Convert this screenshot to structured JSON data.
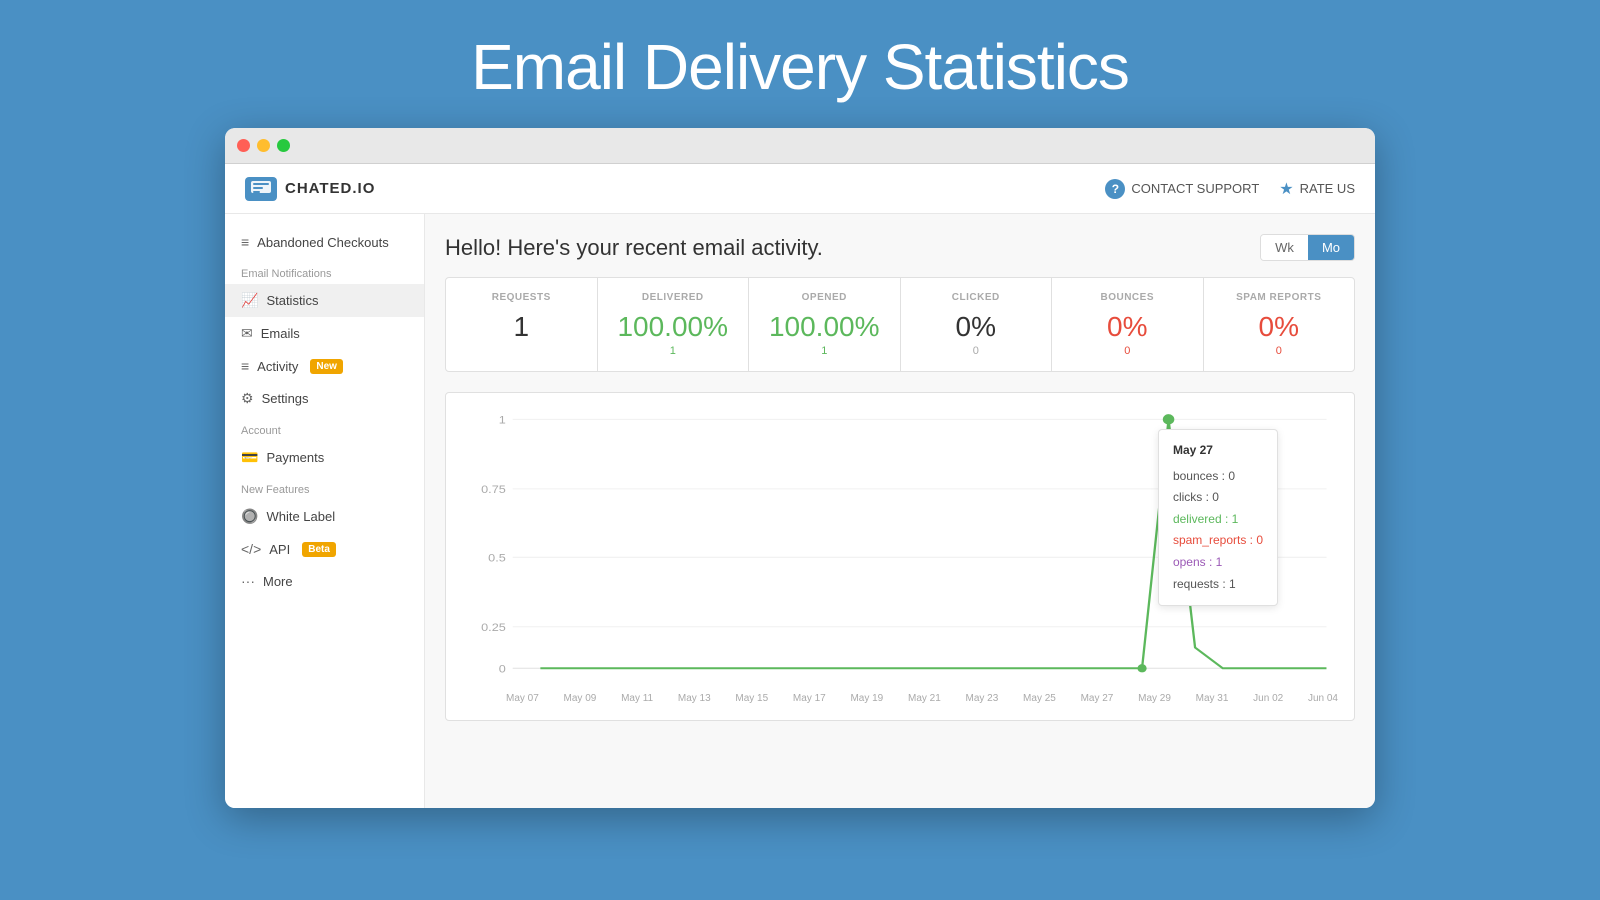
{
  "page": {
    "title": "Email Delivery Statistics"
  },
  "topbar": {
    "logo_text": "CHATED.IO",
    "contact_support_label": "CONTACT SUPPORT",
    "rate_us_label": "RATE US"
  },
  "sidebar": {
    "top_item": "Abandoned Checkouts",
    "section_email": "Email Notifications",
    "items": [
      {
        "id": "statistics",
        "label": "Statistics",
        "icon": "📈",
        "active": true
      },
      {
        "id": "emails",
        "label": "Emails",
        "icon": "✉️"
      },
      {
        "id": "activity",
        "label": "Activity",
        "icon": "≡",
        "badge": "New"
      },
      {
        "id": "settings",
        "label": "Settings",
        "icon": "⚙️"
      }
    ],
    "section_account": "Account",
    "account_items": [
      {
        "id": "payments",
        "label": "Payments",
        "icon": "💳"
      }
    ],
    "section_new_features": "New Features",
    "feature_items": [
      {
        "id": "white-label",
        "label": "White Label",
        "icon": "🔘"
      },
      {
        "id": "api",
        "label": "API",
        "icon": "</>",
        "badge": "Beta"
      }
    ],
    "more_label": "More"
  },
  "content": {
    "header": "Hello! Here's your recent email activity.",
    "toggle_wk": "Wk",
    "toggle_mo": "Mo",
    "stats": [
      {
        "id": "requests",
        "label": "REQUESTS",
        "value": "1",
        "sub": "",
        "color": "neutral"
      },
      {
        "id": "delivered",
        "label": "DELIVERED",
        "value": "100.00%",
        "sub": "1",
        "color": "green"
      },
      {
        "id": "opened",
        "label": "OPENED",
        "value": "100.00%",
        "sub": "1",
        "color": "green"
      },
      {
        "id": "clicked",
        "label": "CLICKED",
        "value": "0%",
        "sub": "0",
        "color": "neutral"
      },
      {
        "id": "bounces",
        "label": "BOUNCES",
        "value": "0%",
        "sub": "0",
        "color": "red"
      },
      {
        "id": "spam_reports",
        "label": "SPAM REPORTS",
        "value": "0%",
        "sub": "0",
        "color": "red"
      }
    ],
    "chart": {
      "x_labels": [
        "May 07",
        "May 09",
        "May 11",
        "May 13",
        "May 15",
        "May 17",
        "May 19",
        "May 21",
        "May 23",
        "May 25",
        "May 27",
        "May 29",
        "May 31",
        "Jun 02",
        "Jun 04"
      ],
      "y_labels": [
        "0",
        "0.25",
        "0.5",
        "0.75",
        "1"
      ]
    },
    "tooltip": {
      "date": "May 27",
      "rows": [
        {
          "label": "bounces",
          "value": "0",
          "color": "normal"
        },
        {
          "label": "clicks",
          "value": "0",
          "color": "normal"
        },
        {
          "label": "delivered",
          "value": "1",
          "color": "delivered"
        },
        {
          "label": "spam_reports",
          "value": "0",
          "color": "spam"
        },
        {
          "label": "opens",
          "value": "1",
          "color": "opens"
        },
        {
          "label": "requests",
          "value": "1",
          "color": "normal"
        }
      ]
    }
  }
}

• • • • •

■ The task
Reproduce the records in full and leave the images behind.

■ Written solution
Convert this screenshot to structured JSON data.
{
  "page": {
    "title": "Email Delivery Statistics"
  },
  "topbar": {
    "logo_text": "CHATED.IO",
    "contact_support_label": "CONTACT SUPPORT",
    "rate_us_label": "RATE US"
  },
  "sidebar": {
    "top_item": "Abandoned Checkouts",
    "section_email": "Email Notifications",
    "items": [
      {
        "id": "statistics",
        "label": "Statistics",
        "icon": "📈",
        "active": true
      },
      {
        "id": "emails",
        "label": "Emails",
        "icon": "✉️"
      },
      {
        "id": "activity",
        "label": "Activity",
        "icon": "≡",
        "badge": "New"
      },
      {
        "id": "settings",
        "label": "Settings",
        "icon": "⚙️"
      }
    ],
    "section_account": "Account",
    "account_items": [
      {
        "id": "payments",
        "label": "Payments",
        "icon": "💳"
      }
    ],
    "section_new_features": "New Features",
    "feature_items": [
      {
        "id": "white-label",
        "label": "White Label",
        "icon": "🔘"
      },
      {
        "id": "api",
        "label": "API",
        "icon": "</>",
        "badge": "Beta"
      }
    ],
    "more_label": "More"
  },
  "content": {
    "header": "Hello! Here's your recent email activity.",
    "toggle_wk": "Wk",
    "toggle_mo": "Mo",
    "stats": [
      {
        "id": "requests",
        "label": "REQUESTS",
        "value": "1",
        "sub": "",
        "color": "neutral"
      },
      {
        "id": "delivered",
        "label": "DELIVERED",
        "value": "100.00%",
        "sub": "1",
        "color": "green"
      },
      {
        "id": "opened",
        "label": "OPENED",
        "value": "100.00%",
        "sub": "1",
        "color": "green"
      },
      {
        "id": "clicked",
        "label": "CLICKED",
        "value": "0%",
        "sub": "0",
        "color": "neutral"
      },
      {
        "id": "bounces",
        "label": "BOUNCES",
        "value": "0%",
        "sub": "0",
        "color": "red"
      },
      {
        "id": "spam_reports",
        "label": "SPAM REPORTS",
        "value": "0%",
        "sub": "0",
        "color": "red"
      }
    ],
    "chart": {
      "x_labels": [
        "May 07",
        "May 09",
        "May 11",
        "May 13",
        "May 15",
        "May 17",
        "May 19",
        "May 21",
        "May 23",
        "May 25",
        "May 27",
        "May 29",
        "May 31",
        "Jun 02",
        "Jun 04"
      ],
      "y_labels": [
        "0",
        "0.25",
        "0.5",
        "0.75",
        "1"
      ]
    },
    "tooltip": {
      "date": "May 27",
      "rows": [
        {
          "label": "bounces",
          "value": "0",
          "color": "normal"
        },
        {
          "label": "clicks",
          "value": "0",
          "color": "normal"
        },
        {
          "label": "delivered",
          "value": "1",
          "color": "delivered"
        },
        {
          "label": "spam_reports",
          "value": "0",
          "color": "spam"
        },
        {
          "label": "opens",
          "value": "1",
          "color": "opens"
        },
        {
          "label": "requests",
          "value": "1",
          "color": "normal"
        }
      ]
    }
  }
}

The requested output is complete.